[13] Convention on Cluster Munitions Article 7 Report (for the year 2013), Form F, 15 April 2014,; and statement of Lebanon, Fourth Meeting of States Parties, Lusaka, 12 September 2013,

[14] Statement of Mozambique, Fourth Meeting of States Parties, Lusaka, 12 September 2013,

[15] Email from Mário Nunes, Programme Manager, Humanitarian Disarmament – Mozambique, NPA, 7 August 2014.

[16] Revised BLS data presented in statement of Cambodia to the Mine Ban Treaty Standing Committee on Mine Clearance, Geneva, 10 April 2014.

[17] Email from Jan Erik Stoa, Program Manager, NPA, 25 March 2014.

[18] The transfer of these weapons by Spain took place in 2006 before Spain instituted a moratorium on the export of cluster munitions and prior to its adherence to the Convention on Cluster Munitions.

[19] Statement of Serbia, Mine Ban Treaty Standing Committee on Mine Clearance, Geneva, 21 June 2011; and interview with Petar Mihajlović and Slađana Košutić, Serbian Mine Action Centre (SMAC), Belgrade, 25 March 2011.

[20] Email from Slađana Košutić, SMAC, 22 April 2014.

[21] Email from Robert Thompson, Chief of Operations, UNMAS South Sudan, 12 May 2014.

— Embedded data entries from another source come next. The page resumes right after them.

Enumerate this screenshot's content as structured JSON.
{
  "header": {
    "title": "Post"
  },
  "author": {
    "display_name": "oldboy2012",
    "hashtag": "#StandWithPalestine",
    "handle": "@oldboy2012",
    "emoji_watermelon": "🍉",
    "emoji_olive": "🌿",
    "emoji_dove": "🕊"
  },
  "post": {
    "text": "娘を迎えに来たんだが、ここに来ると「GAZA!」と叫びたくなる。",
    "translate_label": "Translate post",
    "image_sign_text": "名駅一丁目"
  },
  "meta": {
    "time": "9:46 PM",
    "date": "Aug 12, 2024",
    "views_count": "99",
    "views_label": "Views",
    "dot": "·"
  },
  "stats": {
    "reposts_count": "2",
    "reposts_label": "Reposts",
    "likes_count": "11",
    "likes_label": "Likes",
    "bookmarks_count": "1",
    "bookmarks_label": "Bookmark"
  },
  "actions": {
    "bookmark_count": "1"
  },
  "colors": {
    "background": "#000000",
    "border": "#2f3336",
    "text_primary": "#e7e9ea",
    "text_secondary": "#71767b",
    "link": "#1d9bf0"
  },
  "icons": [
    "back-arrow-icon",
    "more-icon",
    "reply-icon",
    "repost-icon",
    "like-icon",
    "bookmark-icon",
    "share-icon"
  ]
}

[22] UNMAS, “Reported use of Cluster Munitions South Sudan February 2014,” 12 February 2014. See also UN Mission in South Sudan (UNMISS), “Conflict in South Sudan: A Human Rights Report,” 8 May 2014, p. 26,

[23] Email from Robert Thompson, UNMAS, 12 May 2014.

[24] “Syria: New Deadly Cluster Munition Attacks,” Human Rights Watch, 19 February 2014,

[25] “Government Forces Use Cluster Munitions in bombing Yabrud,” Syrian Network for Human Rights, 13 March 2014,

[26] Information provided to Cluster Munition Monitor by email from YEMAC, 19 March 2014.

[27] Email from Ahmet Sallova, KMAC, 20 February 2014.

[28] Email from Gordan Novak, Senior Technical Advisor, AOAV, 25 July 2014.

[29] Final Document, Fourth Meeting of States Parties, CCM/MSP/2013/6, 23 September 2014, p. 4.